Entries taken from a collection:
○ ○ ○

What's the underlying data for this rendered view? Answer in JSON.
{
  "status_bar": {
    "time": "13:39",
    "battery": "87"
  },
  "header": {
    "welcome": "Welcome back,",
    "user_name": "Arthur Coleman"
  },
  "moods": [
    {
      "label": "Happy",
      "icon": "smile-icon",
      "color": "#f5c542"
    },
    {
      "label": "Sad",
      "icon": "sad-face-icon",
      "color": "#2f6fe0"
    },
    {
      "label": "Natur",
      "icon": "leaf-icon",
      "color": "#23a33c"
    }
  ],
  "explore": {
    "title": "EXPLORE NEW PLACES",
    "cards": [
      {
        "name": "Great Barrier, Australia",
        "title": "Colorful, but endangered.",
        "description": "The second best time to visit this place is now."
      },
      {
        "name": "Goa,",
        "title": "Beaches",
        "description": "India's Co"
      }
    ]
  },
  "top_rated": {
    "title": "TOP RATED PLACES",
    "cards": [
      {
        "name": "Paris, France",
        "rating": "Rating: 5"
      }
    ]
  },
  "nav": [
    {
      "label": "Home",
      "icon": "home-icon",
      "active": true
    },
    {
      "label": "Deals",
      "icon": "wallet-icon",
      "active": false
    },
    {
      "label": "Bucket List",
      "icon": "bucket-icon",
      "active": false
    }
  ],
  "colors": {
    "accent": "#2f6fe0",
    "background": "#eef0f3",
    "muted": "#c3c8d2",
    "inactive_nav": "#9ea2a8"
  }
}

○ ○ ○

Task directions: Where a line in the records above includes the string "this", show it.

Exercise output:
What's the underlying data for this rendered view? Answer in JSON.
        "description": "The second best time to visit this place is now."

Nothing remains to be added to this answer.